**Exercise**
Each entry needs to be retyped exactly.

*****

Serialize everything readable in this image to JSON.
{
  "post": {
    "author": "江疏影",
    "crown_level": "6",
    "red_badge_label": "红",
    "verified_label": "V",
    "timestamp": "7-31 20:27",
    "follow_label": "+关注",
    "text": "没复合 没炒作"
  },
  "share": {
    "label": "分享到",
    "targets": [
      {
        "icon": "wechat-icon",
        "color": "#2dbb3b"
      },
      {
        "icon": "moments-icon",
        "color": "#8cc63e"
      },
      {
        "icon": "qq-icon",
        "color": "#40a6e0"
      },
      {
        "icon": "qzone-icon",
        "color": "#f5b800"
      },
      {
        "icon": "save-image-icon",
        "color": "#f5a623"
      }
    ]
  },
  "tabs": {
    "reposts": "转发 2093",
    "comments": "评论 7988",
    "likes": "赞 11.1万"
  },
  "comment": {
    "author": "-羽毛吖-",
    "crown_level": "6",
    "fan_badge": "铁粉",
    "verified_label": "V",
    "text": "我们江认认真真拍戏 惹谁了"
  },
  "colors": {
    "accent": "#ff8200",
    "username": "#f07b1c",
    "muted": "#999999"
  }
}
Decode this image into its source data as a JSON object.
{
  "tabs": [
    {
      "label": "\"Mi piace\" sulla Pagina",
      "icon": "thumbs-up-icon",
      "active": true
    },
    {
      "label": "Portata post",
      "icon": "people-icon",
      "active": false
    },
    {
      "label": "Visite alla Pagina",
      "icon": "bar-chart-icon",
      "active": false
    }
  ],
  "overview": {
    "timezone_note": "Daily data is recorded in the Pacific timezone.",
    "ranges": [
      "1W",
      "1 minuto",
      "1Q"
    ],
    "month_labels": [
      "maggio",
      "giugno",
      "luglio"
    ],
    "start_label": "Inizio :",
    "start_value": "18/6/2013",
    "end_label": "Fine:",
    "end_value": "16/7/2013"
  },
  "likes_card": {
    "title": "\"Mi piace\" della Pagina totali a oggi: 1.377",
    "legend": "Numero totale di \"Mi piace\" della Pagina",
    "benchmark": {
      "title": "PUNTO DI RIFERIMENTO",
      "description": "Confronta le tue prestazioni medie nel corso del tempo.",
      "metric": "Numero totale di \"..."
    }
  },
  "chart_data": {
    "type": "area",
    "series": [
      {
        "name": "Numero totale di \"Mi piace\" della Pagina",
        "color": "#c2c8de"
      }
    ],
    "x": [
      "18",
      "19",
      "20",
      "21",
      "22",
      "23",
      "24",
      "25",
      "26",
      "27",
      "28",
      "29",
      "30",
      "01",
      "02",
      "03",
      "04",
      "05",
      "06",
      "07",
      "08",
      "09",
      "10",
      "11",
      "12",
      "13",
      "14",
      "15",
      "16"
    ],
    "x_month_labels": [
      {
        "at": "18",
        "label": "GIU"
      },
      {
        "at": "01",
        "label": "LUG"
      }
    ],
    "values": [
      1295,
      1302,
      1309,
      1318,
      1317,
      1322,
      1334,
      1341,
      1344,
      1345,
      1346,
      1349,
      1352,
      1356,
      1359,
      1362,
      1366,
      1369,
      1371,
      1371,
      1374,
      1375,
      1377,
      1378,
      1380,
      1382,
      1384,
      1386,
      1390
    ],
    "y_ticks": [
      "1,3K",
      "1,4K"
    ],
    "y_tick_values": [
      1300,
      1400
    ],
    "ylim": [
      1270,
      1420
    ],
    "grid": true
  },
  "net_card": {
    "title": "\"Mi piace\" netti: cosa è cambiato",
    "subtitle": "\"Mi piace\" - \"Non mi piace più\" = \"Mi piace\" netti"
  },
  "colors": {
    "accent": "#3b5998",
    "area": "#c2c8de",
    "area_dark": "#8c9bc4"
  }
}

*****

**Answer to the problem**
Serialize everything readable in this image to JSON.
{
  "post": {
    "author": "江疏影",
    "crown_level": "6",
    "red_badge_label": "红",
    "verified_label": "V",
    "timestamp": "7-31 20:27",
    "follow_label": "+关注",
    "text": "没复合 没炒作"
  },
  "share": {
    "label": "分享到",
    "targets": [
      {
        "icon": "wechat-icon",
        "color": "#2dbb3b"
      },
      {
        "icon": "moments-icon",
        "color": "#8cc63e"
      },
      {
        "icon": "qq-icon",
        "color": "#40a6e0"
      },
      {
        "icon": "qzone-icon",
        "color": "#f5b800"
      },
      {
        "icon": "save-image-icon",
        "color": "#f5a623"
      }
    ]
  },
  "tabs": {
    "reposts": "转发 2093",
    "comments": "评论 7988",
    "likes": "赞 11.1万"
  },
  "comment": {
    "author": "-羽毛吖-",
    "crown_level": "6",
    "fan_badge": "铁粉",
    "verified_label": "V",
    "text": "我们江认认真真拍戏 惹谁了"
  },
  "colors": {
    "accent": "#ff8200",
    "username": "#f07b1c",
    "muted": "#999999"
  }
}
Decode this image into its source data as a JSON object.
{
  "tabs": [
    {
      "label": "\"Mi piace\" sulla Pagina",
      "icon": "thumbs-up-icon",
      "active": true
    },
    {
      "label": "Portata post",
      "icon": "people-icon",
      "active": false
    },
    {
      "label": "Visite alla Pagina",
      "icon": "bar-chart-icon",
      "active": false
    }
  ],
  "overview": {
    "timezone_note": "Daily data is recorded in the Pacific timezone.",
    "ranges": [
      "1W",
      "1 minuto",
      "1Q"
    ],
    "month_labels": [
      "maggio",
      "giugno",
      "luglio"
    ],
    "start_label": "Inizio :",
    "start_value": "18/6/2013",
    "end_label": "Fine:",
    "end_value": "16/7/2013"
  },
  "likes_card": {
    "title": "\"Mi piace\" della Pagina totali a oggi: 1.377",
    "legend": "Numero totale di \"Mi piace\" della Pagina",
    "benchmark": {
      "title": "PUNTO DI RIFERIMENTO",
      "description": "Confronta le tue prestazioni medie nel corso del tempo.",
      "metric": "Numero totale di \"..."
    }
  },
  "chart_data": {
    "type": "area",
    "series": [
      {
        "name": "Numero totale di \"Mi piace\" della Pagina",
        "color": "#c2c8de"
      }
    ],
    "x": [
      "18",
      "19",
      "20",
      "21",
      "22",
      "23",
      "24",
      "25",
      "26",
      "27",
      "28",
      "29",
      "30",
      "01",
      "02",
      "03",
      "04",
      "05",
      "06",
      "07",
      "08",
      "09",
      "10",
      "11",
      "12",
      "13",
      "14",
      "15",
      "16"
    ],
    "x_month_labels": [
      {
        "at": "18",
        "label": "GIU"
      },
      {
        "at": "01",
        "label": "LUG"
      }
    ],
    "values": [
      1295,
      1302,
      1309,
      1318,
      1317,
      1322,
      1334,
      1341,
      1344,
      1345,
      1346,
      1349,
      1352,
      1356,
      1359,
      1362,
      1366,
      1369,
      1371,
      1371,
      1374,
      1375,
      1377,
      1378,
      1380,
      1382,
      1384,
      1386,
      1390
    ],
    "y_ticks": [
      "1,3K",
      "1,4K"
    ],
    "y_tick_values": [
      1300,
      1400
    ],
    "ylim": [
      1270,
      1420
    ],
    "grid": true
  },
  "net_card": {
    "title": "\"Mi piace\" netti: cosa è cambiato",
    "subtitle": "\"Mi piace\" - \"Non mi piace più\" = \"Mi piace\" netti"
  },
  "colors": {
    "accent": "#3b5998",
    "area": "#c2c8de",
    "area_dark": "#8c9bc4"
  }
}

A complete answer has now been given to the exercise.